Supply the number of lines below containing "Things", nothing else.

Dataset records Block Start

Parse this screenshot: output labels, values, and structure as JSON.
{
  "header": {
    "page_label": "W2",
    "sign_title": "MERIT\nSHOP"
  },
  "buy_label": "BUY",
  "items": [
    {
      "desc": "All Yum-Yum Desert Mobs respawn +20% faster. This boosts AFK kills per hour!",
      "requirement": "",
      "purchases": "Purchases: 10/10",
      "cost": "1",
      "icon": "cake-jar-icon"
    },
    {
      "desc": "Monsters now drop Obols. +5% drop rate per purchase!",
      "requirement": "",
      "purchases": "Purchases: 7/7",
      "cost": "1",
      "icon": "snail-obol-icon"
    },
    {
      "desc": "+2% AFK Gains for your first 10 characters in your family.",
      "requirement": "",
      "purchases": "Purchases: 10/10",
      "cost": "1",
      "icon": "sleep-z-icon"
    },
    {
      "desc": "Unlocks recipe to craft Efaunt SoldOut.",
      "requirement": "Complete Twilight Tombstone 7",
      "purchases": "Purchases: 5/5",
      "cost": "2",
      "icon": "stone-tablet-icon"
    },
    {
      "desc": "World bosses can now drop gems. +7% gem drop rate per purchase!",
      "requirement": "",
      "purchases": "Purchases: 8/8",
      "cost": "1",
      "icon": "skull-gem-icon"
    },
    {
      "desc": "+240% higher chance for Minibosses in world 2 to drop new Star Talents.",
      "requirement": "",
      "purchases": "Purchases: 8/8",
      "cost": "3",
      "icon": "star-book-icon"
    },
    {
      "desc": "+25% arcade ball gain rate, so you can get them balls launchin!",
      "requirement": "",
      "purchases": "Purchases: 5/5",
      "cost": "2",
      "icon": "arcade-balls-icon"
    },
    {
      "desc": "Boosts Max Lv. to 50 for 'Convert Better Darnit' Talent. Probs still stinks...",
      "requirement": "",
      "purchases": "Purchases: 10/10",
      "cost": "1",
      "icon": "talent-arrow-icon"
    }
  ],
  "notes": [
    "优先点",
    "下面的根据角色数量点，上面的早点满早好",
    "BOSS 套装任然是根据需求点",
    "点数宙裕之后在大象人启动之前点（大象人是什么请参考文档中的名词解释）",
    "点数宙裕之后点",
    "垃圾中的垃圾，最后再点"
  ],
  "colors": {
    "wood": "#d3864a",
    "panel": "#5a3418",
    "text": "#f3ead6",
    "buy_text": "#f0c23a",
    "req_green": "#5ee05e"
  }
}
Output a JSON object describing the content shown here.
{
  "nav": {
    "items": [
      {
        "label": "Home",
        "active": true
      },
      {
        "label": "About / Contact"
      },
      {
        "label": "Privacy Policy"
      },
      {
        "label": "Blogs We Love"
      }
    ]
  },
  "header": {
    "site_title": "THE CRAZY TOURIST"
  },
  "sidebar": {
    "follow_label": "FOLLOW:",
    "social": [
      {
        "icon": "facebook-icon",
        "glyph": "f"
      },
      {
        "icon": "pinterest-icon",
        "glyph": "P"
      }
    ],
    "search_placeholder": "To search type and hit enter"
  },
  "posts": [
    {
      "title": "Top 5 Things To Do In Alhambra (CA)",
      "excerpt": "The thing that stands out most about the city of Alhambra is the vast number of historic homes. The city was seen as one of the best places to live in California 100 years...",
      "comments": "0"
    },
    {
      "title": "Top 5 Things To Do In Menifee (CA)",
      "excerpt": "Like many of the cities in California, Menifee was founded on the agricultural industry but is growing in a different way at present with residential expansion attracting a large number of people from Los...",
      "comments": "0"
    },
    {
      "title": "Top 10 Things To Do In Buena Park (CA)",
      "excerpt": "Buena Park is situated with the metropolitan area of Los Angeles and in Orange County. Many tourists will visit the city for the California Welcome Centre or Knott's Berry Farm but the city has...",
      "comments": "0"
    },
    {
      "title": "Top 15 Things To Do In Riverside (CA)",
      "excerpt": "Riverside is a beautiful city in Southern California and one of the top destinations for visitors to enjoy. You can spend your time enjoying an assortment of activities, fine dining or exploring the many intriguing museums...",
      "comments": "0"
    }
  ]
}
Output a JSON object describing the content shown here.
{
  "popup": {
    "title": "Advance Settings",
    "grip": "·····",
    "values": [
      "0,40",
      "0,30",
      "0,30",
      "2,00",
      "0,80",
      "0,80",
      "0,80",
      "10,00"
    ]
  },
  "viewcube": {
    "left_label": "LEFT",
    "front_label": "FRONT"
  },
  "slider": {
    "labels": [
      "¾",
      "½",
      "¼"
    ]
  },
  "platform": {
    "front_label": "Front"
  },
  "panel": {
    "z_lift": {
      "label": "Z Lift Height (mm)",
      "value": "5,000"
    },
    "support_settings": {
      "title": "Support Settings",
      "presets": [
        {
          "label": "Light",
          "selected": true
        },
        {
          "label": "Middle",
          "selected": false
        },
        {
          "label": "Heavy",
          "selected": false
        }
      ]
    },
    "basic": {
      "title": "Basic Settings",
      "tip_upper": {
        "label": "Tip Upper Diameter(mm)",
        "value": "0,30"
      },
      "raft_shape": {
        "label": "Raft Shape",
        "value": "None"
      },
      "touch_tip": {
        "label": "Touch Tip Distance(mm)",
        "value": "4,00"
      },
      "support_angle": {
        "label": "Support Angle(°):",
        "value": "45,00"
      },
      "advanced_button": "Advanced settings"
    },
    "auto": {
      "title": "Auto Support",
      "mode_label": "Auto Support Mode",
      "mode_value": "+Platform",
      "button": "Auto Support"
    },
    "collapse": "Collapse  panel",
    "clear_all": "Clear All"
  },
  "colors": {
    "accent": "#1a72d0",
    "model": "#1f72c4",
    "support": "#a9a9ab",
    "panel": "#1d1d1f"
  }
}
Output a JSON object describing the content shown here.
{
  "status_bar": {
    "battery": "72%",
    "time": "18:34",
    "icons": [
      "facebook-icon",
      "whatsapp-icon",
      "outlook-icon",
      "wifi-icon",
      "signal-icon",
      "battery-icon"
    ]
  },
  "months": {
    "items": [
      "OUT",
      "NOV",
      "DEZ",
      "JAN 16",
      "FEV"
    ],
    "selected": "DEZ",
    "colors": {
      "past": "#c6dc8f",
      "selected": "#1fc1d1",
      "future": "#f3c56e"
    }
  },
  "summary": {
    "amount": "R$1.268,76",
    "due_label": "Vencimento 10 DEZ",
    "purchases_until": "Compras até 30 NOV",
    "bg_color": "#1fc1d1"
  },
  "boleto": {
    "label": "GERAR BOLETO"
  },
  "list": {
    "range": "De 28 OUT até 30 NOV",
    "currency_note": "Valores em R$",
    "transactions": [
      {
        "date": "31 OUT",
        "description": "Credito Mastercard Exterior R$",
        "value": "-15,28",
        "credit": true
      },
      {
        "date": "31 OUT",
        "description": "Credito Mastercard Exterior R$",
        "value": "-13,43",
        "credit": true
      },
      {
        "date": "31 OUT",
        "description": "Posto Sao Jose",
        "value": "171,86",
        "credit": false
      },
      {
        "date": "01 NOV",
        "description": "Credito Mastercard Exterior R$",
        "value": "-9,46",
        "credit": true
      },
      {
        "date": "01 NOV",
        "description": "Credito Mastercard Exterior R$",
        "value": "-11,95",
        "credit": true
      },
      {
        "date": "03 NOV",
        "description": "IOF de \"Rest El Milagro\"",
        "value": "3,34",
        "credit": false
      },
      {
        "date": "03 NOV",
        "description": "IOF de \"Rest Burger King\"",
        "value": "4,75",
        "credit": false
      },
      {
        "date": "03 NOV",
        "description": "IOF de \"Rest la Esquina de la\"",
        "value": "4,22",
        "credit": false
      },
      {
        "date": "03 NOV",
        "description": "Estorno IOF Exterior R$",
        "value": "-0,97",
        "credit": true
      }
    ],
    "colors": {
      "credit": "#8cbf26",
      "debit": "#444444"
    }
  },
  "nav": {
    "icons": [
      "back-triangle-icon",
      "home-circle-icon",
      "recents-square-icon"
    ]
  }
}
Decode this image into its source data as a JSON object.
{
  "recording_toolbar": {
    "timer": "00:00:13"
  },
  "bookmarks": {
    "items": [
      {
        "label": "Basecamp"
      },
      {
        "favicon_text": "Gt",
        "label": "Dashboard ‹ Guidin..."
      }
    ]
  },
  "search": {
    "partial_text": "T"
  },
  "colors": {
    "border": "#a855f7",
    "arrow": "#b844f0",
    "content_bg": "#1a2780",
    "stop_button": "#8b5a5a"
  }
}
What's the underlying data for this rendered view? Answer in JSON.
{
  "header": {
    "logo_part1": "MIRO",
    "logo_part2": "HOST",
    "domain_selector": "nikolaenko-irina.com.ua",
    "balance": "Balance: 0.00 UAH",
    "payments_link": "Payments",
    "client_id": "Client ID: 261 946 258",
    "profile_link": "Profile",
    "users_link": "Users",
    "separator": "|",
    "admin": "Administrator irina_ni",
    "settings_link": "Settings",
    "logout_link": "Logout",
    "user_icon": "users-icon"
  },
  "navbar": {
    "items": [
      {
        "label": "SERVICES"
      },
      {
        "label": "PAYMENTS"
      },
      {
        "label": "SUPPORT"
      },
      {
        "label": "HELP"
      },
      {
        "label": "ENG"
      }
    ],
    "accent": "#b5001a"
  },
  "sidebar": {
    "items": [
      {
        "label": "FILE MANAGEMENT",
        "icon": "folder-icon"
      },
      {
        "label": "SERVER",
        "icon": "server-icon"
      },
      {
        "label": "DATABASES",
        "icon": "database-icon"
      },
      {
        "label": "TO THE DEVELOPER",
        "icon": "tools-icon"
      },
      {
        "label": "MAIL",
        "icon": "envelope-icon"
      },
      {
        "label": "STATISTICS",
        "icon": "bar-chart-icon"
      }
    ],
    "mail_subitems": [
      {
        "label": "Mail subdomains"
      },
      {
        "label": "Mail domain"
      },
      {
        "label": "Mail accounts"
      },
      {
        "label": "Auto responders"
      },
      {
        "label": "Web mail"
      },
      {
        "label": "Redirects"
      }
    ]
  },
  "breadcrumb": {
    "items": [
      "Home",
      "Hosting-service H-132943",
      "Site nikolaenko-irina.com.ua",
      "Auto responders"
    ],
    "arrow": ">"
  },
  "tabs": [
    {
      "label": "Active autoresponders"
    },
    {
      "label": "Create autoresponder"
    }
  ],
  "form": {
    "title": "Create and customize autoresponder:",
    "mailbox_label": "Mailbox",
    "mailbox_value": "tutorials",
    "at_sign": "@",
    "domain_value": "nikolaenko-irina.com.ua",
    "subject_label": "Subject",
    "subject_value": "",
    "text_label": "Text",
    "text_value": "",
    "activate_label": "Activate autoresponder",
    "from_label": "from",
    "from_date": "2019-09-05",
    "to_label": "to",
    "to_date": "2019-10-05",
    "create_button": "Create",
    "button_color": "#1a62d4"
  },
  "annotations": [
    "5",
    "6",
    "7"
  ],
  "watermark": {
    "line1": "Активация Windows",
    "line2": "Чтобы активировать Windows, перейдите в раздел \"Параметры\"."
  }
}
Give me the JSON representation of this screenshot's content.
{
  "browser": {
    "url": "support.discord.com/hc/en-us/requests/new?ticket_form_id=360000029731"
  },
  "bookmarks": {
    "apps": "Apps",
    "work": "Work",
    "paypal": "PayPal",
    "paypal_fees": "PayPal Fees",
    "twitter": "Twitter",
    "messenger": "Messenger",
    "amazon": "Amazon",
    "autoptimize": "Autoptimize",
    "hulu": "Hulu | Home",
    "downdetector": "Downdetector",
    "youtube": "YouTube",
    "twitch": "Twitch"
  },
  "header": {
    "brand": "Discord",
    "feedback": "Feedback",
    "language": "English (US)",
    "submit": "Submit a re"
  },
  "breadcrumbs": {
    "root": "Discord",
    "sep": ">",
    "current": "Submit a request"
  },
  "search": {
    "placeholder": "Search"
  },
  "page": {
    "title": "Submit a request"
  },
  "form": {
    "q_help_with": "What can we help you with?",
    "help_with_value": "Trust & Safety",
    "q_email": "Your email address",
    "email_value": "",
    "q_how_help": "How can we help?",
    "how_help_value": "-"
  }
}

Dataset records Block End

Solution for this exercise =>
4